H.M. died on Tuesday. He was a severe amnesiac. At the age of 27 he underwent surgery to correct severe and debilitating seizures. When he awoke, he was unable to remember much of anything ever again–at least not anything in the declarative memory system.


He lived life as the most famous experimental subject in the history of cognitive psychology and neuroscience. I remember reading about him when I was a graduate student in the late 1980's and 1990's. What researchers learned by studying him was that there was more than one memory system. This information led to a revolution in our understanding of human cognition and learning.

After years being known only as H.M., to protect his identity, in death we learn that his name was Henry Gustav Molaison, and he lived his life in Connecticut, on the east coast of the United States.

The New York Times tells his story better than I can. It is well worth the read.

And NPR has a previous story, that you can hear. It is well worth the listen.

And here's H.M.'s wikipedia entry.

The eLearning Guild is offering a $400 early-bird discount if you register for their March Annual Gathering by December 19th. Check it out.

Note: I'll be presenting a workshop (with Roy Pollock) on Learning Measurement, and speaking several other times, so this conference is well worth your while. AND, by saving $400, you can easily afford our symposium. 

The New York Times published an article today saying that college tuition may be out of reach for most Americans. This, of course, is stunning news. If true, it will rip a gaping hole in the very fabric of our society. It will also, make the job of work-learning professionals that much harder.

  1. More remedial training.
  2. More training that teaches meta-cognitive thinking skills.
  3. Dealing more with splinter groups and labor unrest, as we further divide into the haves and have-nots.
  4. Dealing more with globalization as professional and managerial jobs are shipped off-shore.
  5. Dealing more with workers with different language and cultural backgrounds as professionals are imported to relieve shortages.
  6. Making due with fewer and fewer highly-educated workers, as fewer are college educated and more become expatriates escaping the toxicity of a more-divided, more-rancorous, more-economically volatile environment.

On the other hand, perhaps there will be a need for learning professionals who can be really creative in dealing with these issues.

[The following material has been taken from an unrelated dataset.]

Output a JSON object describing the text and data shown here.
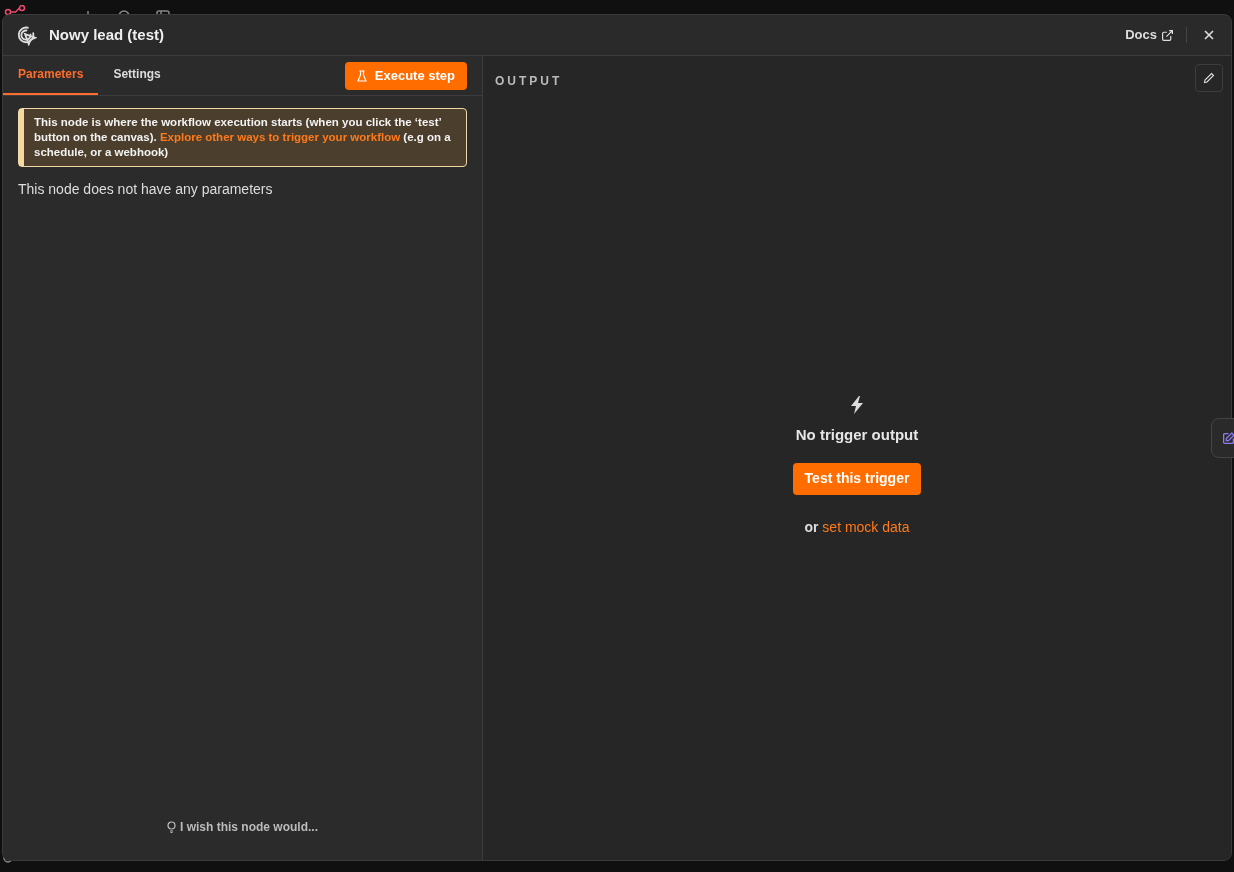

Perhaps China is educating them now…

Read this intriguing article in Slate.

It talks about how some people can elicit an emotional response in others that enables optimism and moral inspiration.

Quoted from the article:

University of Virginia moral psychologist Jonathan Haidt, who coined the term elevation,
writes, "Powerful moments of elevation sometimes seem to push a mental
'reset button,' wiping out feelings of cynicism and replacing them with
feelings of hope, love, and optimism, and a sense of moral

I don't think most training situations would benefit from such elevation, but some might. There's little likelihood that someone learning how to use a spreadsheet could be elevated, for example.

On the other hand, I can see particular opportunities for socially-responsible organizations or initiatives, especially those that are led by elevation-enabling leaders. Perhaps some soft-skill training may benefit, for example, where a management-training facilitator tells stories of others' efforts to help develop the people they work with.

There can be downsides to elevation as well, not least of which is that those who don't feel the elevation think that those who do feel it are either ridiculous or brainwashed. And, elevation by itself doesn't generate changes in behavior.

Haidt's research shows that elevation is good at provoking a desire to
make a difference but not so good at motivating real action.

Still, I think it's worth thinking about how to connect with our learners at a deeper level. It doesn't have to be super-deep, just a little bit deeper may help.

Let's remember that we as learning professionals have a responsibility not just to inform, prepare, and provide practice. We can also increase the likelihood that our learners will actually utilize what we teach by enabling their "motivation to apply" what they've learned. Sure, we can utilize our learners' management to promote application, but we can play a role in enabling the learners to want to apply what they've learned. Elevation may be another tool we can use in our work.